[EXTRACTED RECORDS]

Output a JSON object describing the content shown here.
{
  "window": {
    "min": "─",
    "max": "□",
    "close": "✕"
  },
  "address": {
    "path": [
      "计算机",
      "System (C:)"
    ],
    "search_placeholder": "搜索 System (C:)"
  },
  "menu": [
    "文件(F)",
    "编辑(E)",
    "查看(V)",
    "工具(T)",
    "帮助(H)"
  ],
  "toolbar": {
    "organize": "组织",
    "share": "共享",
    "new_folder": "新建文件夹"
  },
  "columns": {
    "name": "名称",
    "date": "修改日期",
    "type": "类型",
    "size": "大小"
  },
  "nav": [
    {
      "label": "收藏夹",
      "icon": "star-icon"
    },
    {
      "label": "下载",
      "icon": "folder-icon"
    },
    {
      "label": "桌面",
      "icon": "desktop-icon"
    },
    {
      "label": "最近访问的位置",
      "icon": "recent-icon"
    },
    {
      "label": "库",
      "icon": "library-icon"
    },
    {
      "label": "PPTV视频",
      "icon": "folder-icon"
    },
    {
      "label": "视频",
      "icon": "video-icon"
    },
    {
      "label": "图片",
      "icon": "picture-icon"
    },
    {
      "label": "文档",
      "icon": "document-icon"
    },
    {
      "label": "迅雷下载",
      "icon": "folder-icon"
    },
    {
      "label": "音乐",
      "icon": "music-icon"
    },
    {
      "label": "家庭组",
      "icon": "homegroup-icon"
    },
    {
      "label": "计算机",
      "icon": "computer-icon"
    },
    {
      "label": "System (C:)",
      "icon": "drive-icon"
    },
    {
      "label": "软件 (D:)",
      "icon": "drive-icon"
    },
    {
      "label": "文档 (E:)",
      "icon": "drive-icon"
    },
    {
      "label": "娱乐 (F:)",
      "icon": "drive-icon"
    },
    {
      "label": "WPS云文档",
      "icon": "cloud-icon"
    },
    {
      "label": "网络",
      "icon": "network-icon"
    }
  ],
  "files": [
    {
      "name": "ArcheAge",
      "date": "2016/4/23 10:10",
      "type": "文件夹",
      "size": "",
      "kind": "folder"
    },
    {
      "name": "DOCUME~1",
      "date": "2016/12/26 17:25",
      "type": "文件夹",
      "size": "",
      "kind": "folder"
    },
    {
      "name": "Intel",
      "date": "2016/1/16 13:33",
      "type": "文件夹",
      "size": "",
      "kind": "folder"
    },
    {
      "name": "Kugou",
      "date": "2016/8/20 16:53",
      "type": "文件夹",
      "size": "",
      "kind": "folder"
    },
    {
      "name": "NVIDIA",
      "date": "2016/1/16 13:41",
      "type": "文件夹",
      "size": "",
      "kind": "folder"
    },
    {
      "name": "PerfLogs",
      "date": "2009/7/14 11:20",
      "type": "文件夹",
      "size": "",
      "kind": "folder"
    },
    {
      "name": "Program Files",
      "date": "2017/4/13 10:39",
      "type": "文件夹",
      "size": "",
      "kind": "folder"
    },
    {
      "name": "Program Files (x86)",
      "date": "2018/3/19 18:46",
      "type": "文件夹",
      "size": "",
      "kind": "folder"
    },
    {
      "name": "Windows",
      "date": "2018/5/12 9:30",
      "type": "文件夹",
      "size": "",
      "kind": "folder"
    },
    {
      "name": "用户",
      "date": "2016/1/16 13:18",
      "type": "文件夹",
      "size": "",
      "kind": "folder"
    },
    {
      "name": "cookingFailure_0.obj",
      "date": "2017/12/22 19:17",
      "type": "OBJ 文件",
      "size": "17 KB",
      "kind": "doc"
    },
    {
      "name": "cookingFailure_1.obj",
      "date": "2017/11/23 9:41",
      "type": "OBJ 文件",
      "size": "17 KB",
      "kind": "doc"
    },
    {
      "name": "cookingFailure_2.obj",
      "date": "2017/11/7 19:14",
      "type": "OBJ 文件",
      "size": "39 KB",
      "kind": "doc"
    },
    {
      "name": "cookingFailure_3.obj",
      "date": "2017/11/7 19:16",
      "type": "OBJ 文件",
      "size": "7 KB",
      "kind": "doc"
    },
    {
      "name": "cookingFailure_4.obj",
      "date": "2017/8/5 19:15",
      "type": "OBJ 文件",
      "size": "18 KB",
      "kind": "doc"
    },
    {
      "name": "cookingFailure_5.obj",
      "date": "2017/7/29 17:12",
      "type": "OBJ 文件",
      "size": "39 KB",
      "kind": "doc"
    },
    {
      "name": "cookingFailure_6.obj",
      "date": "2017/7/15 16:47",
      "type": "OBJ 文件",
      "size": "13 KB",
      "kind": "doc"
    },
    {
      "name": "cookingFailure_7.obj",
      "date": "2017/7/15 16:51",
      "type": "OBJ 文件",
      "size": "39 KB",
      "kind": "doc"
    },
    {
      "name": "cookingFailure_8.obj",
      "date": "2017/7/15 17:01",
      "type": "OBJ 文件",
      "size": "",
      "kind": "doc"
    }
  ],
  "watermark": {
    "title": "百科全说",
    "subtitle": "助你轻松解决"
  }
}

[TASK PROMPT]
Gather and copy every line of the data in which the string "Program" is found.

[EXPECTED ANSWER]
      "name": "Program Files",
      "name": "Program Files (x86)",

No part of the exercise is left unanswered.